    Your search for “good” competition is a must, and consequently , you need to raise the level of your play in general. This commitment to tennis should be taken in relation to your work, family and health. It becomes a matter of choice and understanding to what extend this game is helping me to fulfill yourself .

  • Peder

    Bob just pointed out to me that it was not in fact a conference for instructors, but for adults just love the game. So I just kicked myself for poking fun at the conference. On another note, I wonder if the need to compete and succeed is cultural. For example, is Wall St. in New York because this part of the world has taught people to be naturally competitive through the city’s 400 year evolution, so it’s deeply ingrained?

    I grew up in a country where we were taught, for better or worse, that we should all be equal and there was no point in really competing, because even if you succeeded, it was socially wrong to put yourself on a pedestal. This was Scandinavia in the 1970s as I remember it, but I think that attitude has really changed as the political and cultural climate has changed.

    Anyhow, I used to compete in a sport at a national level as a teenager, and all I remember is that I love to practice because it was fun.

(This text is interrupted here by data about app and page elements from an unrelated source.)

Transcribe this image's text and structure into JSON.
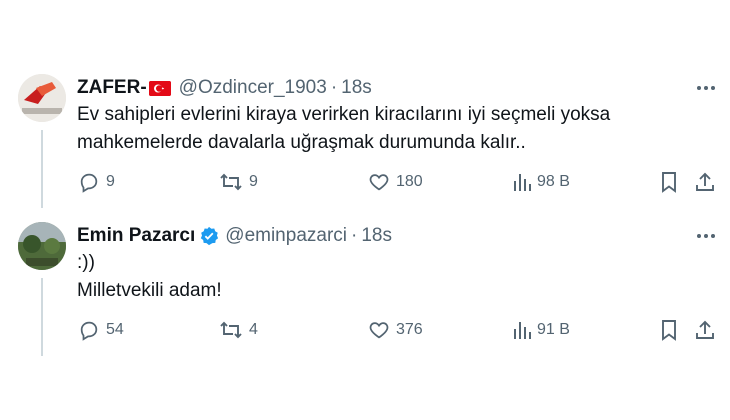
{
  "tweets": [
    {
      "name": "ZAFER-",
      "handle": "@Ozdincer_1903",
      "time": "18s",
      "lines": [
        "Ev sahipleri evlerini kiraya verirken kiracılarını iyi seçmeli yoksa",
        "mahkemelerde davalarla uğraşmak durumunda kalır.."
      ],
      "replies": "9",
      "retweets": "9",
      "likes": "180",
      "views": "98 B"
    },
    {
      "name": "Emin Pazarcı",
      "handle": "@eminpazarci",
      "time": "18s",
      "lines": [
        ":))",
        "Milletvekili adam!"
      ],
      "replies": "54",
      "retweets": "4",
      "likes": "376",
      "views": "91 B"
    }
  ],
  "separator": "·",
  "icons": {
    "reply": "reply-icon",
    "retweet": "retweet-icon",
    "like": "heart-icon",
    "views": "views-icon",
    "bookmark": "bookmark-icon",
    "share": "share-icon",
    "more": "more-icon",
    "flag": "turkey-flag-icon",
    "verified": "verified-badge-icon"
  },
  "colors": {
    "text": "#0f1419",
    "secondary": "#536471",
    "verified": "#1d9bf0",
    "flag": "#e30a17"
  }
}
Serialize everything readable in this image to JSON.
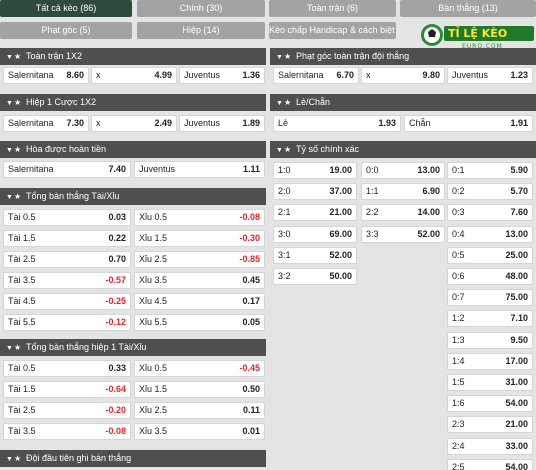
{
  "tabs": [
    {
      "label": "Tất cả kèo (86)",
      "active": true
    },
    {
      "label": "Chính (30)"
    },
    {
      "label": "Toàn trận (6)"
    },
    {
      "label": "Bàn thắng (13)"
    },
    {
      "label": "Phạt góc (5)"
    },
    {
      "label": "Hiệp (14)"
    },
    {
      "label": "Kèo chấp Handicap & cách biệt (5)"
    }
  ],
  "logo": {
    "title": "TỈ LỆ KÈO",
    "subtitle": "EURO.COM"
  },
  "markets": {
    "toan_tran_1x2": {
      "title": "Toàn trận 1X2",
      "home": "Salernitana",
      "home_odds": "8.60",
      "draw": "x",
      "draw_odds": "4.99",
      "away": "Juventus",
      "away_odds": "1.36"
    },
    "hiep1_1x2": {
      "title": "Hiệp 1 Cược 1X2",
      "home": "Salernitana",
      "home_odds": "7.30",
      "draw": "x",
      "draw_odds": "2.49",
      "away": "Juventus",
      "away_odds": "1.89"
    },
    "hoa_hoan_tien": {
      "title": "Hòa được hoàn tiền",
      "home": "Salernitana",
      "home_odds": "7.40",
      "away": "Juventus",
      "away_odds": "1.11"
    },
    "tong_ban_thang": {
      "title": "Tổng bàn thắng Tài/Xỉu",
      "rows": [
        {
          "over": "Tài 0.5",
          "over_odds": "0.03",
          "over_neg": false,
          "under": "Xỉu 0.5",
          "under_odds": "-0.08",
          "under_neg": true
        },
        {
          "over": "Tài 1.5",
          "over_odds": "0.22",
          "over_neg": false,
          "under": "Xỉu 1.5",
          "under_odds": "-0.30",
          "under_neg": true
        },
        {
          "over": "Tài 2.5",
          "over_odds": "0.70",
          "over_neg": false,
          "under": "Xỉu 2.5",
          "under_odds": "-0.85",
          "under_neg": true
        },
        {
          "over": "Tài 3.5",
          "over_odds": "-0.57",
          "over_neg": true,
          "under": "Xỉu 3.5",
          "under_odds": "0.45",
          "under_neg": false
        },
        {
          "over": "Tài 4.5",
          "over_odds": "-0.25",
          "over_neg": true,
          "under": "Xỉu 4.5",
          "under_odds": "0.17",
          "under_neg": false
        },
        {
          "over": "Tài 5.5",
          "over_odds": "-0.12",
          "over_neg": true,
          "under": "Xỉu 5.5",
          "under_odds": "0.05",
          "under_neg": false
        }
      ]
    },
    "tong_ban_thang_h1": {
      "title": "Tổng bàn thắng hiệp 1 Tài/Xỉu",
      "rows": [
        {
          "over": "Tài 0.5",
          "over_odds": "0.33",
          "over_neg": false,
          "under": "Xỉu 0.5",
          "under_odds": "-0.45",
          "under_neg": true
        },
        {
          "over": "Tài 1.5",
          "over_odds": "-0.64",
          "over_neg": true,
          "under": "Xỉu 1.5",
          "under_odds": "0.50",
          "under_neg": false
        },
        {
          "over": "Tài 2.5",
          "over_odds": "-0.20",
          "over_neg": true,
          "under": "Xỉu 2.5",
          "under_odds": "0.11",
          "under_neg": false
        },
        {
          "over": "Tài 3.5",
          "over_odds": "-0.08",
          "over_neg": true,
          "under": "Xỉu 3.5",
          "under_odds": "0.01",
          "under_neg": false
        }
      ]
    },
    "doi_dau_tien": {
      "title": "Đội đầu tiên ghi bàn thắng"
    },
    "phat_goc_1x2": {
      "title": "Phạt góc toàn trận đội thắng",
      "home": "Salernitana",
      "home_odds": "6.70",
      "draw": "x",
      "draw_odds": "9.80",
      "away": "Juventus",
      "away_odds": "1.23"
    },
    "le_chan": {
      "title": "Lẻ/Chẵn",
      "odd": "Lẻ",
      "odd_odds": "1.93",
      "even": "Chẵn",
      "even_odds": "1.91"
    },
    "ty_so": {
      "title": "Tỷ số chính xác",
      "col1": [
        {
          "score": "1:0",
          "odds": "19.00"
        },
        {
          "score": "2:0",
          "odds": "37.00"
        },
        {
          "score": "2:1",
          "odds": "21.00"
        },
        {
          "score": "3:0",
          "odds": "69.00"
        },
        {
          "score": "3:1",
          "odds": "52.00"
        },
        {
          "score": "3:2",
          "odds": "50.00"
        }
      ],
      "col2": [
        {
          "score": "0:0",
          "odds": "13.00"
        },
        {
          "score": "1:1",
          "odds": "6.90"
        },
        {
          "score": "2:2",
          "odds": "14.00"
        },
        {
          "score": "3:3",
          "odds": "52.00"
        }
      ],
      "col3": [
        {
          "score": "0:1",
          "odds": "5.90"
        },
        {
          "score": "0:2",
          "odds": "5.70"
        },
        {
          "score": "0:3",
          "odds": "7.60"
        },
        {
          "score": "0:4",
          "odds": "13.00"
        },
        {
          "score": "0:5",
          "odds": "25.00"
        },
        {
          "score": "0:6",
          "odds": "48.00"
        },
        {
          "score": "0:7",
          "odds": "75.00"
        },
        {
          "score": "1:2",
          "odds": "7.10"
        },
        {
          "score": "1:3",
          "odds": "9.50"
        },
        {
          "score": "1:4",
          "odds": "17.00"
        },
        {
          "score": "1:5",
          "odds": "31.00"
        },
        {
          "score": "1:6",
          "odds": "54.00"
        },
        {
          "score": "2:3",
          "odds": "21.00"
        },
        {
          "score": "2:4",
          "odds": "33.00"
        },
        {
          "score": "2:5",
          "odds": "54.00"
        }
      ]
    }
  }
}
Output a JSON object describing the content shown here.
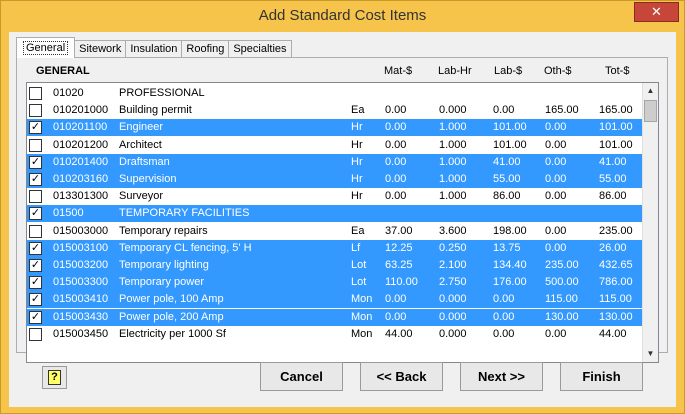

But perhaps tennis requires more, because the aspect of mental toughness is such a big factor, so there must be a fire there that goes way beyond mere skill. Only people like Bob would have that insight, so I look forward to hearing what he thinks.

  • Da-lai Wu

    First of all, congrats on all the recent wins!

    Secondly, I am in total agreement. Spend time with any champions, and they are always moving their lives forward, almost to the day after the win, whether they are players, or coaches. The lessons learned on the court, are directly transferable off court, and more importantly, much more fulfilling. That is why tennis isn’t just an activity or a sport; it’s a way of life.

  • Paul

    if you spend all your energy towards being #1,what happens once you are there? it is only a number, true happiness is being out on the court